NEUTRINOLESS DOUBLE-BETA DECAY

One of the most important open questions in neutrino physics is whether the neutrino is a Majorana fermion. In the case where the neutrino is a Majorana particle the neutrino and anti-neutrino are identical particles. Many beyond the standard model theories predict that neutrinos are Majorana particles as this allows for a mechanism that naturally explains the smallness of the neutrino mass [1].

The most promising way to discover Majorana neutrinos is through the detection of neutrinoless double-beta decay (0νββ). The standard double-beta decay process (2νββ) has been observed in a handful of nuclei, and occurs when a parent nucleus decays to a daugher nucleus via:

(A, Z) → (A, Z + 2) + 2e- + 2ν̅e
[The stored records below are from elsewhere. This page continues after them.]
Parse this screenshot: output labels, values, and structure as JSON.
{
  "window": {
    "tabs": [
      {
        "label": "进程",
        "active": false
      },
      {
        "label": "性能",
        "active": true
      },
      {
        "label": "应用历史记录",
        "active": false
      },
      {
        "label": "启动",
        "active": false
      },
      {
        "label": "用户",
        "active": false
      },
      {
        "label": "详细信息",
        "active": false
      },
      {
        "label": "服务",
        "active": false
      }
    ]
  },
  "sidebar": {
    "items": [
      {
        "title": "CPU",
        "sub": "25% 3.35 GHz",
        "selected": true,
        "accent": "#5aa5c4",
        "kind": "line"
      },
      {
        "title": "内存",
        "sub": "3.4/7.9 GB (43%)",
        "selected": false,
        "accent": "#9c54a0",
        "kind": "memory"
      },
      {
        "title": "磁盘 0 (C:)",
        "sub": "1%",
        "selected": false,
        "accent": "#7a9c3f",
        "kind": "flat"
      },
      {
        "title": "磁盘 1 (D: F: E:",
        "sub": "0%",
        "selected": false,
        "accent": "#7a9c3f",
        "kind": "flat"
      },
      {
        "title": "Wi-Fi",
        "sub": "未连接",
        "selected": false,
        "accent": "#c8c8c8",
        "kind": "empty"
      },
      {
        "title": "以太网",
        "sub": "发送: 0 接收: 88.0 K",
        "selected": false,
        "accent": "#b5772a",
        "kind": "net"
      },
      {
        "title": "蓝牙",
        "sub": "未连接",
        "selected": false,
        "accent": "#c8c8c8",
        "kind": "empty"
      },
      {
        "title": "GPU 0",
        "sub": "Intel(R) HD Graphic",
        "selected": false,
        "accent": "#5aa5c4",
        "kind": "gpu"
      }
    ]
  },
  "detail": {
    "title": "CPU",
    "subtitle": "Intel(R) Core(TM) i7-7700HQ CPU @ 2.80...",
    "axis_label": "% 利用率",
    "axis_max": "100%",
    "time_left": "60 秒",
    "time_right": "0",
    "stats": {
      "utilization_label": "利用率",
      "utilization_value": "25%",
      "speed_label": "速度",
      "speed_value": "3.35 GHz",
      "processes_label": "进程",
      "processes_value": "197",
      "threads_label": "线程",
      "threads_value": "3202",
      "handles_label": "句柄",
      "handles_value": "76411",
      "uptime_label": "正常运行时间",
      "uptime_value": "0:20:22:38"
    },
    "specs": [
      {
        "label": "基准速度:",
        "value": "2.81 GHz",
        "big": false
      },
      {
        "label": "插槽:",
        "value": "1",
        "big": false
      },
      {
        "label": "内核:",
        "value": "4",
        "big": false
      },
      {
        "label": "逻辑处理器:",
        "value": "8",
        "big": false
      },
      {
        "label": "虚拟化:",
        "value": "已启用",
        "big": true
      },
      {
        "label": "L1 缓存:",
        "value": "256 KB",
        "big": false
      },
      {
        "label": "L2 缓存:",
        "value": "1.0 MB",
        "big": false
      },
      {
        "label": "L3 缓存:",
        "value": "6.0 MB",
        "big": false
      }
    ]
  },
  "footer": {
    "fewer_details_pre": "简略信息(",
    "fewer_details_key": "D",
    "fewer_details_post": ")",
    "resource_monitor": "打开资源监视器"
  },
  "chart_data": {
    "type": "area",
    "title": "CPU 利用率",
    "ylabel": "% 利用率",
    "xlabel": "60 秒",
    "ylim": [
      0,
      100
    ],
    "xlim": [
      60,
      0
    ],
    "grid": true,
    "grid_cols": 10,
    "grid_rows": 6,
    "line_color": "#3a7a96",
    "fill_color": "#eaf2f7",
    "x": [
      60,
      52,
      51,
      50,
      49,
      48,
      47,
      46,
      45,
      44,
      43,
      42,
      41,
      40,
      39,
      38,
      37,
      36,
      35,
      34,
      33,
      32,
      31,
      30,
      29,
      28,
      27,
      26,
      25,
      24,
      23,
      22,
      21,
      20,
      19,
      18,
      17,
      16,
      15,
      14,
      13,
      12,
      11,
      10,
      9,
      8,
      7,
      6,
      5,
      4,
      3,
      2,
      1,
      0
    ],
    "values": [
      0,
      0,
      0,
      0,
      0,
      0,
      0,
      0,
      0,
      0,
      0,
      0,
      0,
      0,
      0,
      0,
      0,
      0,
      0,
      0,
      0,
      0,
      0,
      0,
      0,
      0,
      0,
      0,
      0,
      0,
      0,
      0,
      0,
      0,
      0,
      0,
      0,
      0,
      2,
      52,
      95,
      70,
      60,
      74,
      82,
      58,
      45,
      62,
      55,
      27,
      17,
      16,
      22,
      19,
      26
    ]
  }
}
In 0νββ, which is forbidden in the standard model, no neutrinos are emitted and the lepton number is violated by two units:

(A, Z) → (A, Z + 2) + 2e-

In the standard interpretation, where 0νββ is mediated through light Majorana neutrino exchange, the neutrino can be absorbed at the vertex, as shown in Figure 1.   

0nubb_double_beta.png

Figure 1: Feynman diagram of 0νββ decay driven by a light Majorana neutrino exchange. 

Assuming 0νββ occurs, its rate is significantly smaller than the rate of 2νββ. One of the main challenges for 0νββ searches is to distinguish 0νββ decays from the 2νββ decays, which requires excellent energy resolution. In addition, given the rarity of the decay, the detectors require significant amounts of isotope.

The SNO+ experiment selected 130Te as its 0νββ isotope. 130Te is known to undergo 2νββ with a half-life of 8.2 x 1020 years [2] and with a Q-value of 2.527 MeV. 130Te was chosen because of its high natural abundnace (34%), its relatively high Q-value to avoid low energy radioactive backgrounds, and because it can be loaded into scintillator while maintaining excellent optical properties.

The expected energy spectrum of the background and signal for SNO+ (after analysis cuts) is shown in Figure 2, assuming an mββ of 100 meV (which is around the level of the best current limit from KamLAND-Zen [3]). The breakdown of the backgrounds in a small energy region around the Q-value of the decay is shown in Figure 3. Interestingly, the dominant background for the SNO+ 0νββ search will be 8B solar neutrino elastic scatters.

spectrum_plot.png

Figure 2: The expected SNO+ spectrum plot, showing a hypothetical signal at mββ of 100 meV.

 

pie.png

Figure 3: A breakdown of SNO+'s expected backgrounds in the first year of data-taking.

References:

[1] Mohapatra, R.N., in Current Aspects of Neutrino Physics (Springer-Verlag) hep-ph/9910365 (1999)
[2] CUORE Collaboration, Eur. Phys. J 77, no. 1, 13 (2017)
[3] KamLAND-Zen Collaboration, Phys. Rev. Lett. 117, 082503 (2016)